What is the third wave era, and what makes them the first "true" band of it? Who are the many who consider them such? RickK 02:44, 14 Oct 2003 (UTC)

The "waves" of ska are pretty much a subjective term. First Wave came out of Jamaica in the 1960's; Second Wave from the UK in the late 1970's; and the Third Wave from the US beginning in the middle 1980's, ending in the late 1990's. The reason the Toasters are often credited with it is because they stayed with a more traditional style of ska and for a few years were the only "new" ska band with any real recognition. Another reason the Toasters are often sited is because of the record label that frontman Rob Bucket Hingley founded - Moon Ska. In 1986, Moon Ska released their first album - what is called by fans of the genre -the first third wave album, a compilation entitled, NY Beat: Hit and Run. I suppose the many would be considered "ska fans". vudu 16:06, 15 Oct 2003 (UTC)
Vudujava is correct in the explanation of "3rd wave ska" posted above. —Preceding unsigned comment added by (talk) 19:33, 17 June 2008 (UTC)Reply[reply]


"They are also the official TO Band." - What the hell does that mean?

GameFAQs Toaster Oven board?

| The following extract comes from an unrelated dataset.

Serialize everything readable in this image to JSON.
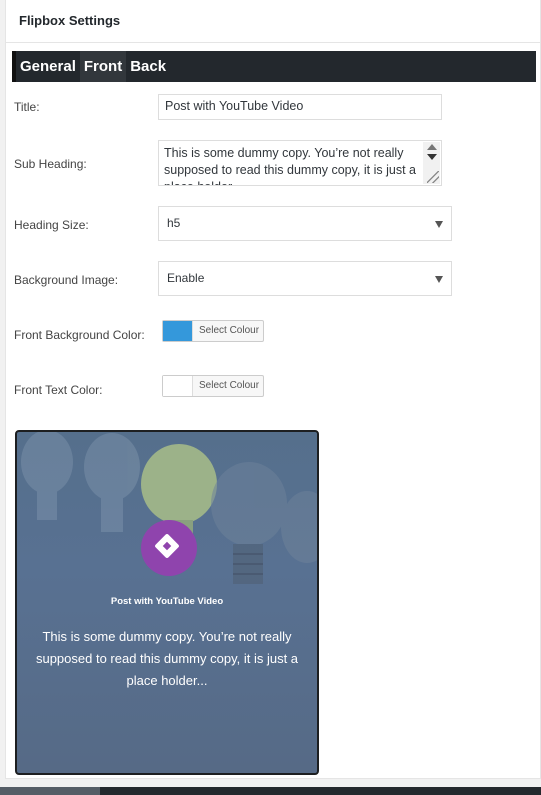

I wouldn't be surprised if a person that frequents the board added that, although the fact not exactly noteworthy. -- Mik 03:52, 11 August 2006 (UTC)Reply[reply]


I think that it should be included in this article that The Toasters wrote Two Tone Army which was used as the theme song for the cartoon show KaBlam, thanks --Charzar1 21:50, 26 April 2007 (UTC)Reply[reply]

---The Toasters wrote '2 Tone Army', but technically they didn't perform it. The 'KaBlam' theme was performed by Bucket, Fred Reiter, and Jonathan McCain of the Toasters, King Django on vocals, Victor Rice on bass and Cary Brown of the Skatalites on keyboards. Hence the name 'Moon Ska Stompers' instead of 'The Toasters' (as all the musicians were on Moon Ska Records). Apart from the theme, they also did various instrumental versions of 'Skaternity' and 'Speak Your Mind' (off Hard Band for Dead, 'Bye Bye Baby', 'Fire In My Soul', 'Daddy Cry', 'D.L.T.B.G.Y.D.', 'Spooky Graveyard' and 'Everything You Said Has Been A Lie' off of Don't Let the Bastards Grind You Down and the song 'Yeah Yeah' by the New York Ska-Jazz Ensemble. I'm just not sure how to put that into the article...Skibz777 (talk) 01:36, 12 September 2008 (UTC)Reply[reply]


The Toasters have been around for nearly 3 decades and this article is only two paragraphs long. It should probably be marked as a stub and it could definitely use to be adopted. —Preceding unsigned comment added by (talk) 08:01, 24 October 2009 (UTC)Reply[reply]